The payment of quarterly dividends can create some volatility in a stock's price when the ex-date arrives. Some analysts have noticed that investors may rebalance or sell their stock on the ex-date or soon after when the dividend growth rate appears to be slowing or other changes in the market make the dividend less attractive.

Non-Standard Quarters

For a variety of reasons, some public companies will use a non-standard or non-calendar quarterly reporting system. In addition, certain governments use different quarter systems. The first quarter of the U.S. federal government’s fiscal year is October, November, and December. State governments may also have their own fiscal calendars.

Sometimes a company may have a non-standard fiscal year to help with business or tax planning. The Internal Revenue Service (IRS) allows companies to choose a “tax year” that is still 52-53 weeks long but does not end in December.

H&R Block (HRB) ends its fiscal year on April 30th, which makes sense because that is the end of the busiest part of the company’s year.

Releasing an annual report, which may be accompanied by shareholder meetings and additional disclosures, after the busiest part of your year helps managers and shareholders make better decisions about the year ahead.

Companies that rely on U.S. government contracts may use September as the end of their fiscal year, and the fourth quarter because that is when they expect new projects to be closed and budget planning from the government to be available.

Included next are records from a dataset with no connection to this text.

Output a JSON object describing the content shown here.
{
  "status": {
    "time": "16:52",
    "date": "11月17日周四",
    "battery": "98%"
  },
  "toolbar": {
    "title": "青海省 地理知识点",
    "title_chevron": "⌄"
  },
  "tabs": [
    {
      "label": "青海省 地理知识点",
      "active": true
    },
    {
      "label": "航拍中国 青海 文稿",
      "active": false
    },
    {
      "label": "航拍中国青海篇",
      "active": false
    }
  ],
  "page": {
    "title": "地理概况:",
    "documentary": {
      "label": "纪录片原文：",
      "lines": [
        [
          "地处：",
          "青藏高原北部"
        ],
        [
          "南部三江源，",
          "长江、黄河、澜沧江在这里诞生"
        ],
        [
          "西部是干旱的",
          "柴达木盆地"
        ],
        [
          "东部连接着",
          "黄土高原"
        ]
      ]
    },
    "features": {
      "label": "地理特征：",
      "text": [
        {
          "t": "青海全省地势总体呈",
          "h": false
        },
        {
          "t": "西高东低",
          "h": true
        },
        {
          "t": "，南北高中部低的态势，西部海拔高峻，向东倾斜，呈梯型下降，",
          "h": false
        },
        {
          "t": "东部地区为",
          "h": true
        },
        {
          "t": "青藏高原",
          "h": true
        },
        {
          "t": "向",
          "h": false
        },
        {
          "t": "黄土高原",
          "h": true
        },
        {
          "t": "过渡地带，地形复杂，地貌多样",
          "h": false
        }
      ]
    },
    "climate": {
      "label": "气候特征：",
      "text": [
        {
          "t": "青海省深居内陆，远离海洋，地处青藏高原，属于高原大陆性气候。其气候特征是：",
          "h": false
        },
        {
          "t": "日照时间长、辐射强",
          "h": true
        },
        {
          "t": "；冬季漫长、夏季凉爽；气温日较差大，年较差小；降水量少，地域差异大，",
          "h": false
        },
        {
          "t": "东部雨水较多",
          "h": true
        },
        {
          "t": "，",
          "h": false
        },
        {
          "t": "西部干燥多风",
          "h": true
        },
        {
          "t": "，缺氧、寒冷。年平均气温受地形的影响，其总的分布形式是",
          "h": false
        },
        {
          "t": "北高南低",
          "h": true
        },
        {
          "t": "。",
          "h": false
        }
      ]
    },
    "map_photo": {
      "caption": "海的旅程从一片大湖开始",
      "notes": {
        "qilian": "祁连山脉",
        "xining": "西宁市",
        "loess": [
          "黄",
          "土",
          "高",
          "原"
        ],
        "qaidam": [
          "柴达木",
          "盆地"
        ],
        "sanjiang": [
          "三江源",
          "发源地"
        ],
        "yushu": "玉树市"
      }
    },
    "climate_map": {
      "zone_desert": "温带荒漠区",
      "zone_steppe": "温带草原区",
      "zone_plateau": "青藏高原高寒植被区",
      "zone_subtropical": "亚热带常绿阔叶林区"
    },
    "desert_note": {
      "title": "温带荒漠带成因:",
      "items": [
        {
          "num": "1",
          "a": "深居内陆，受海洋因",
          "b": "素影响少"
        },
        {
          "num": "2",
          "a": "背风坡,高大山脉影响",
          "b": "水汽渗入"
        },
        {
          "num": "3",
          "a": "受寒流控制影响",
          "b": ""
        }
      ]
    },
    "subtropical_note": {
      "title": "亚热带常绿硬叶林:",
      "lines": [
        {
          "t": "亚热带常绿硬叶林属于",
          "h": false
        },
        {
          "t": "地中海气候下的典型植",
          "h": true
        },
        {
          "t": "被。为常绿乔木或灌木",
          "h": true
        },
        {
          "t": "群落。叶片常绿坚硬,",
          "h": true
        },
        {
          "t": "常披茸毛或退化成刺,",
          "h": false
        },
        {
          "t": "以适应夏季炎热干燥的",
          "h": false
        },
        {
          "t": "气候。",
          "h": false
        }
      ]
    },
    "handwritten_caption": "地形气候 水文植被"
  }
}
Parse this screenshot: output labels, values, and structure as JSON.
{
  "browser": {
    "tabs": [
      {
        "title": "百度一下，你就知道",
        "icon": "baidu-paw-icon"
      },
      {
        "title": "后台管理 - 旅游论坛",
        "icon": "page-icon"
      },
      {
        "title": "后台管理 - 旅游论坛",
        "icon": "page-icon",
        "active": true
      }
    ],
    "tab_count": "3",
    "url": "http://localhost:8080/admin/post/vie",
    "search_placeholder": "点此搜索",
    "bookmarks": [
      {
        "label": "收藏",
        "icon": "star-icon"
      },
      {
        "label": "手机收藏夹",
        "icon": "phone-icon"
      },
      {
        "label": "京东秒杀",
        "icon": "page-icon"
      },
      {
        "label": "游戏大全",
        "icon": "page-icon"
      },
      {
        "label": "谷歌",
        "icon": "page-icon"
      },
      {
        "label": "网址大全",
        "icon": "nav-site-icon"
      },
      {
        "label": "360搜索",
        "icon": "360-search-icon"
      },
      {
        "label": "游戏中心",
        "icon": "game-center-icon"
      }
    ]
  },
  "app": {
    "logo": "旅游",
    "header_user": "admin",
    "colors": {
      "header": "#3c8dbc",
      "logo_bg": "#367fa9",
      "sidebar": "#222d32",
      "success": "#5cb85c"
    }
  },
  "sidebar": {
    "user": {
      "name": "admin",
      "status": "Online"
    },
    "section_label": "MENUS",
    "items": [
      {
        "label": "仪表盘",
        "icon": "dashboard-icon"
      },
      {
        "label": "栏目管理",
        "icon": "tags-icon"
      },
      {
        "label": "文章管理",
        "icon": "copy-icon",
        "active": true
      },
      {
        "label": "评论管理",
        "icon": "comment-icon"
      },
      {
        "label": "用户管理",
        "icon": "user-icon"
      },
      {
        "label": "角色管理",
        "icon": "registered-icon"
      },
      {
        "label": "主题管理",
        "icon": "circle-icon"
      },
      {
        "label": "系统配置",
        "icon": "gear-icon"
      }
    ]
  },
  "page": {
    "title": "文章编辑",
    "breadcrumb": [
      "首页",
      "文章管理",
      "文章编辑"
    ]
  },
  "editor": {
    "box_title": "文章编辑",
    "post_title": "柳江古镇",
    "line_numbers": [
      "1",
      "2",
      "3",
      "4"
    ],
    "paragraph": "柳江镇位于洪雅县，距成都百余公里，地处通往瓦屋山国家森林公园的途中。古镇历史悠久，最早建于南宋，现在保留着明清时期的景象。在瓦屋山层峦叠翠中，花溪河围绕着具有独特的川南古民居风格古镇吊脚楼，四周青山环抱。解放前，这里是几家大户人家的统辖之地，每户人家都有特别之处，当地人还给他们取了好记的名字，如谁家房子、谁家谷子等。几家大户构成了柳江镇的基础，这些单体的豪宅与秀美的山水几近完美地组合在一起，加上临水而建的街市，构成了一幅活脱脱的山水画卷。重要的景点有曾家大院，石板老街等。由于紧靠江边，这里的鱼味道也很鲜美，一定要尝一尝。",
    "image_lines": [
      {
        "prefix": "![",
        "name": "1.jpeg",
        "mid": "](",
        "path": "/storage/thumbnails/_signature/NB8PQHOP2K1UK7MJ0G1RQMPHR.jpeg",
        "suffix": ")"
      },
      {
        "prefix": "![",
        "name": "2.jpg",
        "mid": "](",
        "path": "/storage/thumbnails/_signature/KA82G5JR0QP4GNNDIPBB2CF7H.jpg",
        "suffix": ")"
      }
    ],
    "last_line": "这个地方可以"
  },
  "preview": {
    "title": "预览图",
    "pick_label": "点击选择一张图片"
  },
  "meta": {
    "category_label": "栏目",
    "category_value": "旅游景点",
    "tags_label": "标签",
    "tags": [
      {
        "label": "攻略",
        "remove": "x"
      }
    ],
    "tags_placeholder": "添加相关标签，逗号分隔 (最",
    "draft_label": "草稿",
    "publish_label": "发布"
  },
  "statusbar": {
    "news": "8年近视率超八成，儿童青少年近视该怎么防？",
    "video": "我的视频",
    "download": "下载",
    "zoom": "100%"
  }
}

Meanwhile, some companies have very unusual quarterly systems.

Criticism of Quarters

Some have questioned the importance of the quarterly reporting system. The big argument against the setup is that it puts too much pressure on companies and executives to deliver short-term results to please analysts and investors as opposed to focusing on the long-term interests of the business.

The other issue is that companies report their summary annual statements once per year, so the information can become stale and out of date in between the annual reporting cycle. One approach to solve this problem is to use a trailing four quarters or trailing 12 months (TTM) analysis.

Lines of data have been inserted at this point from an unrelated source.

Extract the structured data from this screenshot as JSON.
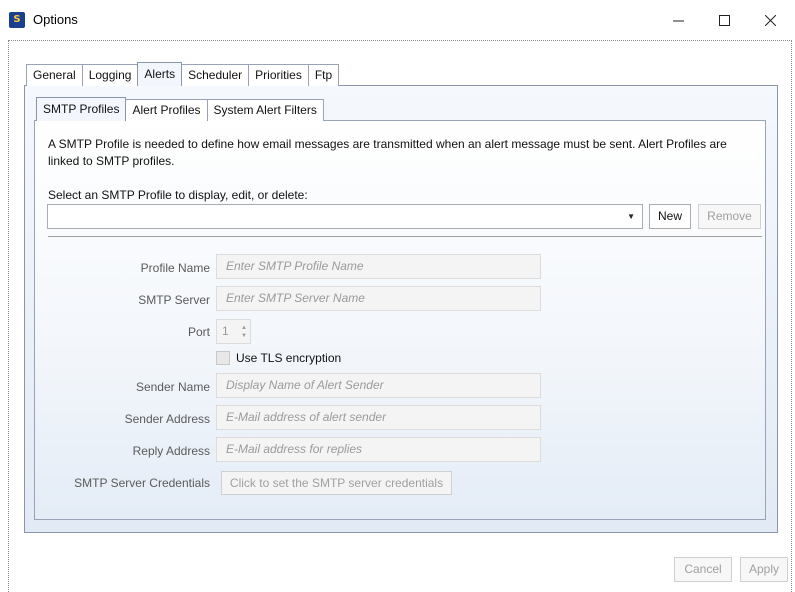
{
  "window": {
    "title": "Options",
    "icon": "app-logo-icon",
    "controls": {
      "minimize": "minimize-icon",
      "maximize": "maximize-icon",
      "close": "close-icon"
    }
  },
  "outer_tabs": [
    {
      "label": "General"
    },
    {
      "label": "Logging"
    },
    {
      "label": "Alerts",
      "active": true
    },
    {
      "label": "Scheduler"
    },
    {
      "label": "Priorities"
    },
    {
      "label": "Ftp"
    }
  ],
  "inner_tabs": [
    {
      "label": "SMTP Profiles",
      "active": true
    },
    {
      "label": "Alert Profiles"
    },
    {
      "label": "System Alert Filters"
    }
  ],
  "smtp": {
    "description": "A SMTP Profile is needed to define how email messages are transmitted when an alert message must be sent. Alert Profiles are linked to SMTP profiles.",
    "select_prompt": "Select an SMTP Profile to display, edit, or delete:",
    "selected_profile": "",
    "new_label": "New",
    "remove_label": "Remove",
    "fields": {
      "profile_name": {
        "label": "Profile Name",
        "placeholder": "Enter SMTP Profile Name"
      },
      "smtp_server": {
        "label": "SMTP Server",
        "placeholder": "Enter SMTP Server Name"
      },
      "port": {
        "label": "Port",
        "value": "1"
      },
      "use_tls": {
        "label": "Use TLS encryption",
        "checked": false
      },
      "sender_name": {
        "label": "Sender Name",
        "placeholder": "Display Name of Alert Sender"
      },
      "sender_address": {
        "label": "Sender Address",
        "placeholder": "E-Mail address of alert sender"
      },
      "reply_address": {
        "label": "Reply Address",
        "placeholder": "E-Mail address for replies"
      },
      "credentials": {
        "label": "SMTP Server Credentials",
        "button": "Click to set the SMTP server credentials"
      }
    }
  },
  "footer": {
    "cancel_label": "Cancel",
    "apply_label": "Apply"
  },
  "colors": {
    "panel_top": "#f5f8fd",
    "panel_bottom": "#e2eaf5",
    "tab_border": "#8a95ab",
    "disabled_text": "#a0a0a0"
  }
}
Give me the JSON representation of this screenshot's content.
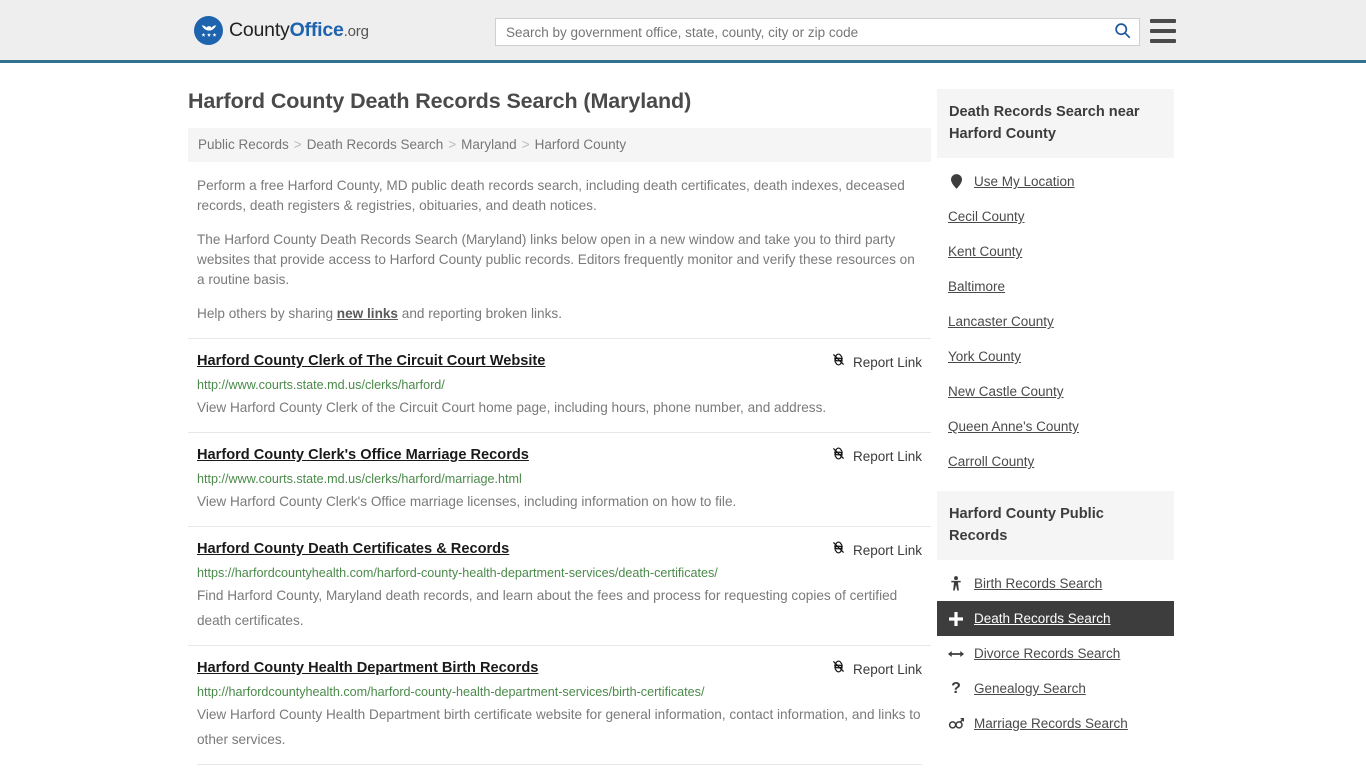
{
  "header": {
    "brand": {
      "part1": "County",
      "part2": "Office",
      "part3": ".org",
      "logo_icon": "eagle-shield-logo"
    },
    "search": {
      "value": "",
      "placeholder": "Search by government office, state, county, city or zip code",
      "icon": "search-icon"
    },
    "menu_icon": "hamburger-menu-icon"
  },
  "page": {
    "title": "Harford County Death Records Search (Maryland)",
    "breadcrumb": [
      "Public Records",
      "Death Records Search",
      "Maryland",
      "Harford County"
    ],
    "breadcrumb_separator": ">",
    "intro": [
      "Perform a free Harford County, MD public death records search, including death certificates, death indexes, deceased records, death registers & registries, obituaries, and death notices.",
      "The Harford County Death Records Search (Maryland) links below open in a new window and take you to third party websites that provide access to Harford County public records. Editors frequently monitor and verify these resources on a routine basis."
    ],
    "help_line": {
      "before": "Help others by sharing ",
      "link": "new links",
      "after": " and reporting broken links."
    }
  },
  "results": {
    "report_label": "Report Link",
    "report_icon": "broken-link-icon",
    "items": [
      {
        "title": "Harford County Clerk of The Circuit Court Website",
        "url": "http://www.courts.state.md.us/clerks/harford/",
        "description": "View Harford County Clerk of the Circuit Court home page, including hours, phone number, and address."
      },
      {
        "title": "Harford County Clerk's Office Marriage Records",
        "url": "http://www.courts.state.md.us/clerks/harford/marriage.html",
        "description": "View Harford County Clerk's Office marriage licenses, including information on how to file."
      },
      {
        "title": "Harford County Death Certificates & Records",
        "url": "https://harfordcountyhealth.com/harford-county-health-department-services/death-certificates/",
        "description": "Find Harford County, Maryland death records, and learn about the fees and process for requesting copies of certified death certificates."
      },
      {
        "title": "Harford County Health Department Birth Records",
        "url": "http://harfordcountyhealth.com/harford-county-health-department-services/birth-certificates/",
        "description": "View Harford County Health Department birth certificate website for general information, contact information, and links to other services."
      }
    ]
  },
  "sidebar": {
    "nearby": {
      "heading": "Death Records Search near Harford County",
      "items": [
        {
          "label": "Use My Location",
          "icon": "map-pin-icon"
        },
        {
          "label": "Cecil County",
          "icon": ""
        },
        {
          "label": "Kent County",
          "icon": ""
        },
        {
          "label": "Baltimore",
          "icon": ""
        },
        {
          "label": "Lancaster County",
          "icon": ""
        },
        {
          "label": "York County",
          "icon": ""
        },
        {
          "label": "New Castle County",
          "icon": ""
        },
        {
          "label": "Queen Anne's County",
          "icon": ""
        },
        {
          "label": "Carroll County",
          "icon": ""
        }
      ]
    },
    "public_records": {
      "heading": "Harford County Public Records",
      "items": [
        {
          "label": "Birth Records Search",
          "icon": "baby-icon",
          "active": false
        },
        {
          "label": "Death Records Search",
          "icon": "plus-icon",
          "active": true
        },
        {
          "label": "Divorce Records Search",
          "icon": "left-right-arrow-icon",
          "active": false
        },
        {
          "label": "Genealogy Search",
          "icon": "question-mark-icon",
          "active": false
        },
        {
          "label": "Marriage Records Search",
          "icon": "male-female-icon",
          "active": false
        }
      ]
    }
  },
  "colors": {
    "brand_blue": "#1e63ad",
    "header_border": "#31708f",
    "header_bg": "#eeeeee",
    "url_green": "#4a8a4a",
    "active_bg": "#3d3d3d"
  }
}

By the middle of the fourth quarter of 2021, the annual data for 2021 can be estimated by summarizing the last four quarters. In this case, assume that the company’s third-quarter 2021 results are available. An analyst would manually combine the quarterly data from the first three quarters of 2021 with the last quarter of 2020 to estimate the company’s earnings and revenue trends.

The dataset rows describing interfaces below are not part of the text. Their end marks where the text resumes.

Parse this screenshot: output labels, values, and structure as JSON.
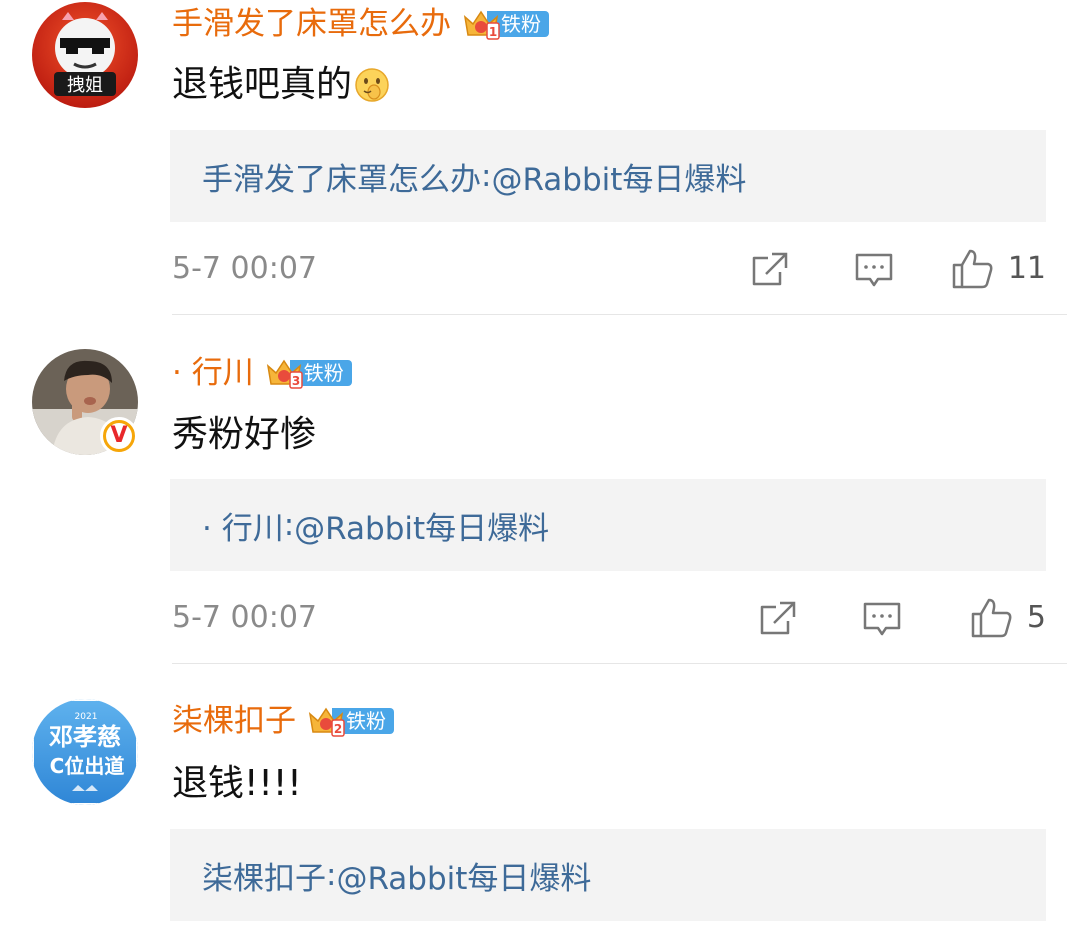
{
  "comments": [
    {
      "username": "手滑发了床罩怎么办",
      "badge_label": "铁粉",
      "badge_level": "1",
      "avatar_text": "拽姐",
      "text": "退钱吧真的",
      "emoji": "smirk-emoji",
      "quote_name": "手滑发了床罩怎么办",
      "quote_sep": ": ",
      "quote_mention": "@Rabbit每日爆料",
      "time": "5-7 00:07",
      "like_count": "11",
      "verified": false
    },
    {
      "username": "· 行川",
      "badge_label": "铁粉",
      "badge_level": "3",
      "avatar_text": "",
      "text": "秀粉好惨",
      "quote_name": "· 行川",
      "quote_sep": ": ",
      "quote_mention": "@Rabbit每日爆料",
      "time": "5-7 00:07",
      "like_count": "5",
      "verified": true,
      "verified_mark": "V"
    },
    {
      "username": "柒棵扣子",
      "badge_label": "铁粉",
      "badge_level": "2",
      "avatar_text_1": "邓孝慈",
      "avatar_text_2": "C位出道",
      "avatar_text_3": "2021",
      "text": "退钱!!!!",
      "quote_name": "柒棵扣子",
      "quote_sep": ": ",
      "quote_mention": "@Rabbit每日爆料",
      "verified": false
    }
  ],
  "colors": {
    "username": "#e86b0c",
    "quote_text": "#3e6a98",
    "quote_bg": "#f3f3f3",
    "badge_bg": "#4aa6e8",
    "meta_text": "#8a8a8a"
  },
  "icons": {
    "share": "share-icon",
    "comment": "comment-icon",
    "like": "thumbs-up-icon",
    "badge": "crown-badge-icon"
  }
}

This analysis will overlap some of the data used in the last annual report, but it will still give some insight into how 2021 is likely to look by the end of the year. If the first three quarters of 2021 had been poor compared to the first three-quarters of 2020, the trailing-four-quarter analysis will show that.

What is a fiscal quarter?

A fiscal quarter is a three-month period in which a company reports its financial results. As its name suggests, there are four quarterly periods in a year, meaning a publicly traded company would issue four quarterly reports per year. Companies and investors alike use fiscal quarters to keep track of their financial results and business developments over time. These quarters are often referred to as Q1, Q2, Q3, and Q4.

Are quarters always lined up to the calendar year?

Quarters do not always line up with the calendar year. For instance, if a company chooses to have its fiscal year starting in February rather than January, then its first quarter would consist of February, March, and April. Companies sometimes choose to do this if they want their fiscal year to end in their own peak season.  Alternatively, since finishing the year often involves a lot of additional accounting work, some companies choose to end their fiscal year on a relatively calm month.

What are the pros and cons of quarterly reporting?

The main advantage of quarterly reporting is that it allows investors more information on which to base their investment decisions. Rather than waiting until a company files its annual report, investors can read their quarterly filings to get a sense of how the business is progressing throughout the year. This added transparency also benefits journalists and regulators. Some have argued, however, that quarterly reporting makes companies and investors more oriented toward short-term results.